┌─ DATA

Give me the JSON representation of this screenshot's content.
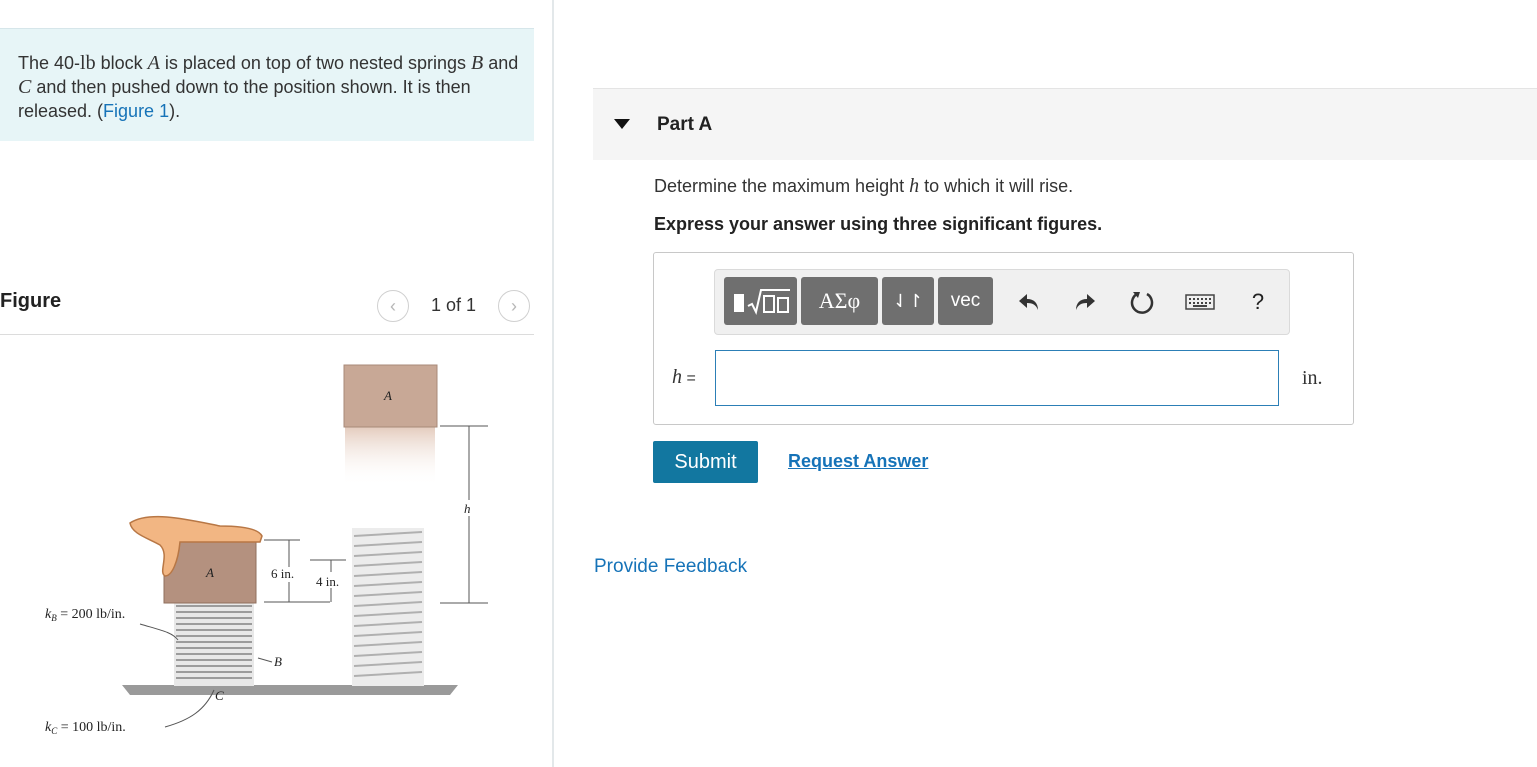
{
  "problem": {
    "t1": "The 40-",
    "t1m": "lb",
    "t2": " block ",
    "t2m": "A",
    "t3": " is placed on top of two nested springs ",
    "t3m": "B",
    "t4": " and ",
    "t4m": "C",
    "t5": " and then pushed down to the position shown. It is then released. (",
    "link": "Figure 1",
    "t6": ")."
  },
  "figure": {
    "title": "Figure",
    "pager": "1 of 1",
    "prev_icon": "chevron-left-icon",
    "next_icon": "chevron-right-icon",
    "labels": {
      "block_a_top": "A",
      "block_a_bottom": "A",
      "h": "h",
      "six_in": "6 in.",
      "four_in": "4 in.",
      "kb": "k",
      "kb_sub": "B",
      "kb_val": " = 200 lb/in.",
      "kc": "k",
      "kc_sub": "C",
      "kc_val": " = 100 lb/in.",
      "spring_b": "B",
      "spring_c": "C"
    },
    "colors": {
      "block": "#c8a896",
      "block_dark": "#a88a78",
      "hand": "#f2b683",
      "spring": "#c8c8c8",
      "ground": "#9a9a9a"
    }
  },
  "part_a": {
    "title": "Part A",
    "q1": "Determine the maximum height ",
    "qm": "h",
    "q2": " to which it will rise.",
    "instruction": "Express your answer using three significant figures.",
    "toolbar": {
      "templates_icon": "templates-icon",
      "greek": "ΑΣφ",
      "arrows": "⇃↾",
      "vec": "vec",
      "undo_icon": "undo-icon",
      "redo_icon": "redo-icon",
      "reset_icon": "reset-icon",
      "keyboard_icon": "keyboard-icon",
      "help": "?"
    },
    "input": {
      "label_var": "h",
      "label_eq": " =",
      "value": "",
      "unit": "in."
    },
    "submit": "Submit",
    "request": "Request Answer"
  },
  "feedback": "Provide Feedback"
}
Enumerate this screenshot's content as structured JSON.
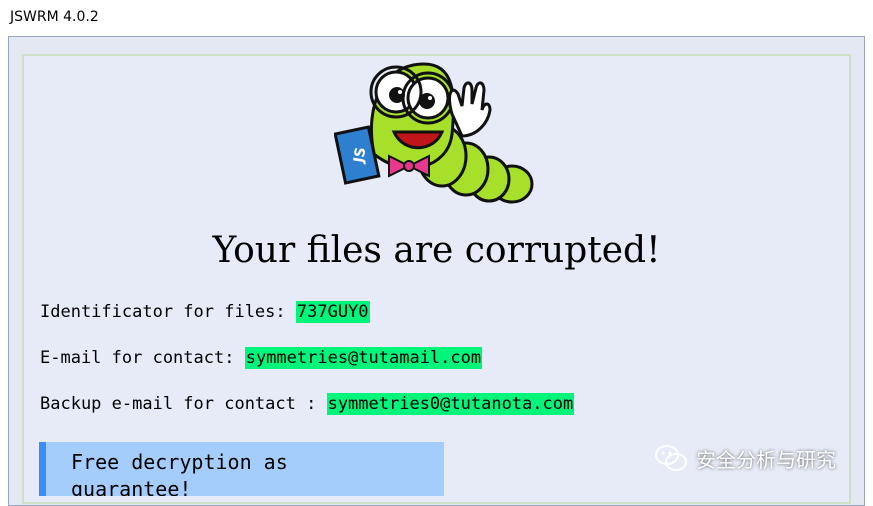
{
  "window": {
    "title": "JSWRM 4.0.2"
  },
  "mascot": {
    "name": "bookworm-mascot-icon",
    "book_label": "JS"
  },
  "main": {
    "headline": "Your files are corrupted!",
    "fields": [
      {
        "label": "Identificator for files: ",
        "value": "737GUY0"
      },
      {
        "label": "E-mail for contact: ",
        "value": "symmetries@tutamail.com"
      },
      {
        "label": "Backup e-mail for contact : ",
        "value": "symmetries0@tutanota.com"
      }
    ],
    "banner": "Free decryption as guarantee!"
  },
  "watermark": {
    "text": "安全分析与研究"
  },
  "colors": {
    "highlight": "#00f57a",
    "banner_bg": "#a4cdfb",
    "banner_border": "#3a8ef4",
    "worm_green": "#a6e02a",
    "bowtie": "#e8388e"
  }
}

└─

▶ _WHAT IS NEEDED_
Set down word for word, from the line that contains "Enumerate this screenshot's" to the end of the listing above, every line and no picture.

▶ _RESPONSE BELOW_
Enumerate this screenshot's content as structured JSON.
{
  "window": {
    "title": "JSWRM 4.0.2"
  },
  "mascot": {
    "name": "bookworm-mascot-icon",
    "book_label": "JS"
  },
  "main": {
    "headline": "Your files are corrupted!",
    "fields": [
      {
        "label": "Identificator for files: ",
        "value": "737GUY0"
      },
      {
        "label": "E-mail for contact: ",
        "value": "symmetries@tutamail.com"
      },
      {
        "label": "Backup e-mail for contact : ",
        "value": "symmetries0@tutanota.com"
      }
    ],
    "banner": "Free decryption as guarantee!"
  },
  "watermark": {
    "text": "安全分析与研究"
  },
  "colors": {
    "highlight": "#00f57a",
    "banner_bg": "#a4cdfb",
    "banner_border": "#3a8ef4",
    "worm_green": "#a6e02a",
    "bowtie": "#e8388e"
  }
}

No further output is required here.